Technoculture+Grid+Corporate Landscape+Cyberspace+Virtual Horizons+Hyperdimension+Home Page+Hu+En

Information wants to be free!

(...) New possibilities for communication open up: we can record our own personal gestures, our individual impressions and our thoughts inspired by the moment. We can fill the blank pages of the ever-growing number of servers on the web with our scrawled graffiti. The unprecedented opportunity for any participant in the network to open up a global public sphere, a world-scale publishing opportunity. >>>
NOOTROPIC web group message, February 1995
NOOTROPIC was a group of students working together, from the Intermedia Department of the Hungarian University of Fine Arts, and János Tölgyesi and the Department of Psychology at ELTE in 1993–94. The course started a few weeks after the birth of the first web browser, MOSAIC.

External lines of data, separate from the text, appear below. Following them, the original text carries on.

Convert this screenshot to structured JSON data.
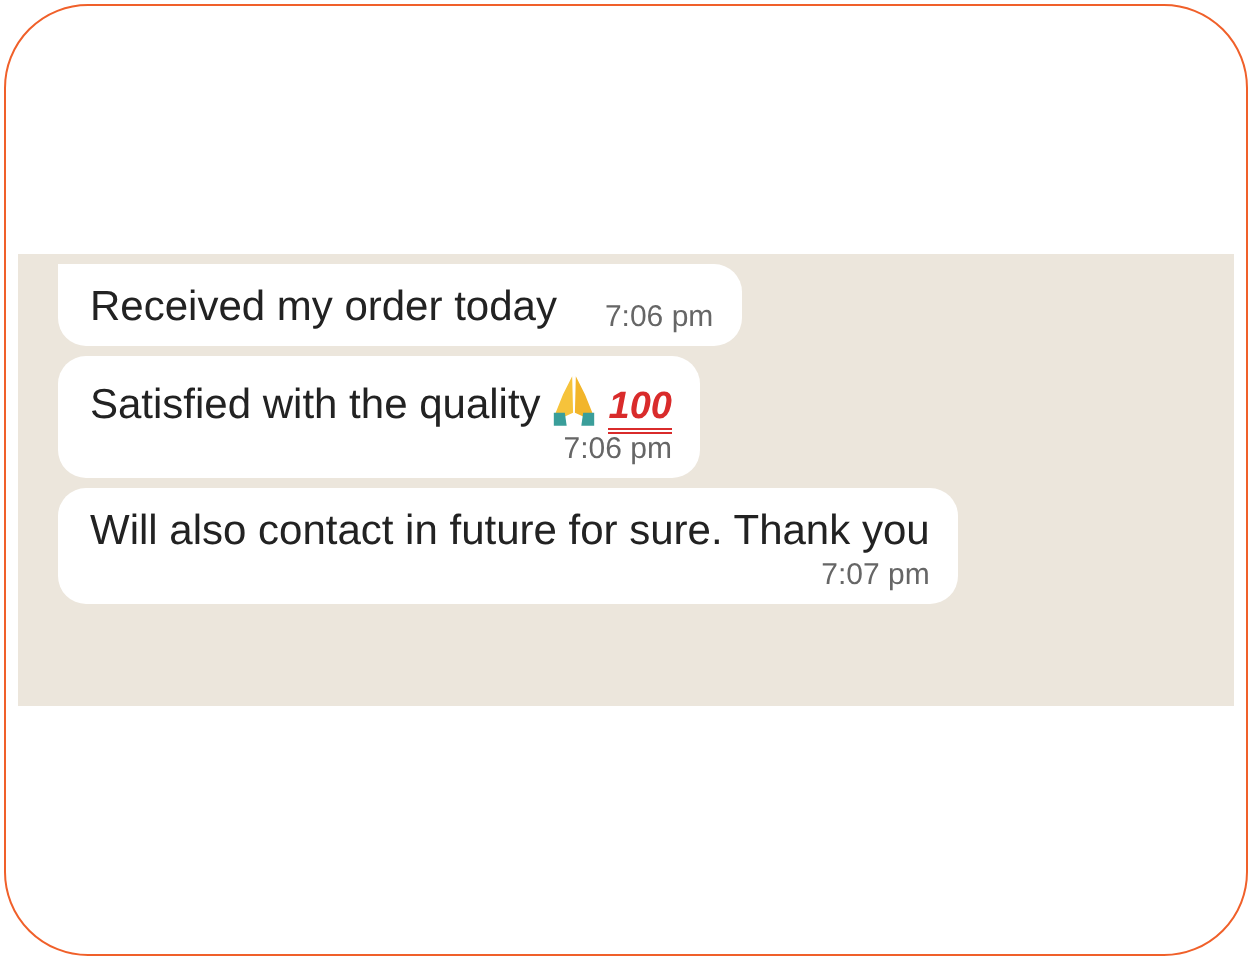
{
  "messages": [
    {
      "kind": "plain",
      "text": "Received my order today",
      "time": "7:06 pm",
      "tail": true
    },
    {
      "kind": "emoji",
      "text": "Satisfied with the quality",
      "emoji_text": "100",
      "time": "7:06 pm",
      "tail": false
    },
    {
      "kind": "plain",
      "text": "Will also contact in future for sure. Thank you",
      "time": "7:07 pm",
      "tail": false
    }
  ]
}
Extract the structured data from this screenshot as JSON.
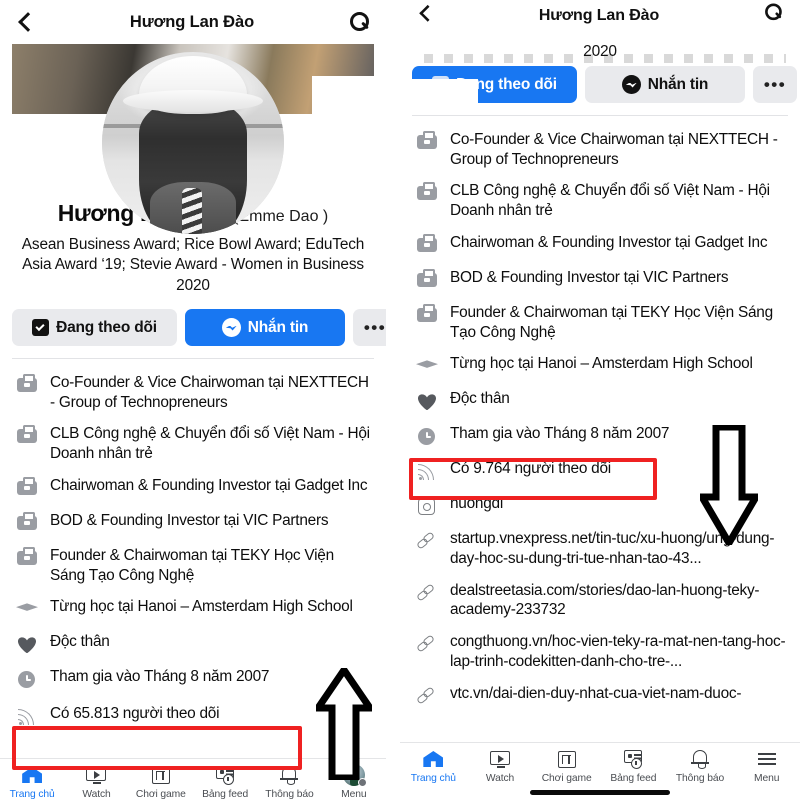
{
  "profile": {
    "header_title": "Hương Lan Đào",
    "back_icon": "back-chevron-icon",
    "search_icon": "search-icon",
    "name": "Hương Lan Đào",
    "alt_name": "(Emme Dao )",
    "bio": "Asean Business Award; Rice Bowl Award; EduTech Asia Award ‘19; Stevie Award - Women in Business 2020",
    "bio_tail_year": "2020"
  },
  "actions": {
    "follow_label": "Đang theo dõi",
    "message_label": "Nhắn tin",
    "more_label": "•••",
    "follow_icon": "following-check-icon",
    "message_icon": "messenger-icon",
    "more_icon": "ellipsis-icon"
  },
  "info_items": [
    {
      "icon": "briefcase-icon",
      "text": "Co-Founder & Vice Chairwoman tại NEXTTECH - Group of Technopreneurs"
    },
    {
      "icon": "briefcase-icon",
      "text": "CLB Công nghệ & Chuyển đổi số Việt Nam - Hội Doanh nhân trẻ"
    },
    {
      "icon": "briefcase-icon",
      "text": "Chairwoman & Founding Investor tại Gadget Inc"
    },
    {
      "icon": "briefcase-icon",
      "text": "BOD & Founding Investor tại VIC Partners"
    },
    {
      "icon": "briefcase-icon",
      "text": "Founder & Chairwoman tại TEKY Học Viện Sáng Tạo Công Nghệ"
    },
    {
      "icon": "graduation-cap-icon",
      "text": "Từng học tại Hanoi – Amsterdam High School"
    },
    {
      "icon": "heart-icon",
      "text": "Độc thân"
    },
    {
      "icon": "clock-icon",
      "text": "Tham gia vào Tháng 8 năm 2007"
    }
  ],
  "followers_left": {
    "icon": "rss-followers-icon",
    "text": "Có 65.813 người theo dõi",
    "highlight_color": "#ef2121"
  },
  "followers_right": {
    "icon": "rss-followers-icon",
    "text": "Có 9.764 người theo dõi",
    "highlight_color": "#ef2121"
  },
  "right_extra_items": [
    {
      "icon": "instagram-icon",
      "text": "huongdl"
    },
    {
      "icon": "link-icon",
      "text": "startup.vnexpress.net/tin-tuc/xu-huong/ung-dung-day-hoc-su-dung-tri-tue-nhan-tao-43..."
    },
    {
      "icon": "link-icon",
      "text": "dealstreetasia.com/stories/dao-lan-huong-teky-academy-233732"
    },
    {
      "icon": "link-icon",
      "text": "congthuong.vn/hoc-vien-teky-ra-mat-nen-tang-hoc-lap-trinh-codekitten-danh-cho-tre-..."
    },
    {
      "icon": "link-icon",
      "text": "vtc.vn/dai-dien-duy-nhat-cua-viet-nam-duoc-"
    }
  ],
  "bottom_nav": {
    "items": [
      {
        "icon": "home-icon",
        "label": "Trang chủ",
        "active": true
      },
      {
        "icon": "watch-icon",
        "label": "Watch",
        "active": false
      },
      {
        "icon": "game-controller-icon",
        "label": "Chơi game",
        "active": false
      },
      {
        "icon": "news-feed-icon",
        "label": "Bảng feed",
        "active": false
      },
      {
        "icon": "bell-icon",
        "label": "Thông báo",
        "active": false
      },
      {
        "icon": "hamburger-menu-icon",
        "label": "Menu",
        "active": false
      }
    ],
    "left_last_icon": "avatar-menu-icon"
  },
  "annotations": {
    "arrow_up": "arrow-up-annotation",
    "arrow_down": "arrow-down-annotation",
    "arrow_color": "#000000"
  },
  "colors": {
    "facebook_blue": "#1877f2",
    "button_grey": "#e9eaed",
    "annotation_red": "#ef2121",
    "icon_grey": "#9a9da3"
  }
}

Net art from the Intermedia Department >>>

Book by Miklós Peternák, On the Bound of a New Visual Era, 1989
Cover art by Dr László Neumann, Local Object-Hypothesis, 1987

The whole country was full of opportunities. There was one place where you could go to get free internet – it was always full, of course – but it wasn't that special and the artists too were like, this is a catch-up era with the West, and C³ is part of that.
In the case of, it was not just about the internet, but also about different "matches". JoDi matched the web with video games, Lialina with storytelling, Shulgin with the world of low tech, and Bunting with  hiking and making friends. Olia Lialina's 1997 work made at C³ Agatha Appears – included a trip around the world, which was put together by placing pages on servers around the world with the help of her friends. In the URL you could see where you were as a viewer, so she used technology innovatively to unfold the story.
András Szőnyi

In the 90s, it was difficult to get online. Some universities would have it, but on an experimental level. The technicalities (available modem, phone line) of it as well as the price put people off, but also nobody knew what it was, how it could be used. The first publicly available Internet hotspots in Hungary were set up for the exhibition Butterfly Effect in early 1996 at Kunsthalle Budapest, by C³ Foundation. There were 5 computers available and they puzzled the public. There were similar machines set up at the Internet Galaxy events, and Artpool had access, but they operated from a flat back then. At C³ eventually, there was an internet lab, with a free service: you had to register, drop-off visits were limited in time but that was also possible. There was even someone who assisted people while using the Internet on one of the 10 machines. After that, Internet Cafés were popping up, but there you had to pay.


The reason for the founding of C³ Foundation in 1996 was the success of the Butterfly Effect exhibition and the transformation of the funding structure: SCCA wanted to fund a program promoting the Internet, which could include art-oriented activities to encourage project thinking. >>>

Márton Fernezelyi, Miklós Peternák, C³ Foundation

Artpool 1995–2020 >>>

György Galántai, Plan for Artpool's website, 1997
Courtesy of György Galántai, Artpool
Time travel to Artpool's first website menu
Artpool events in 1996

C³ 1996–2022 >>>

We, the sons of the end of the 20th century, have sometimes, in reckless moments, believed that we would succeed in mastering some of the newer and newer tools produced daily by the technical civilisation of our time. (...)
NOOTROPIC web group message, February 1995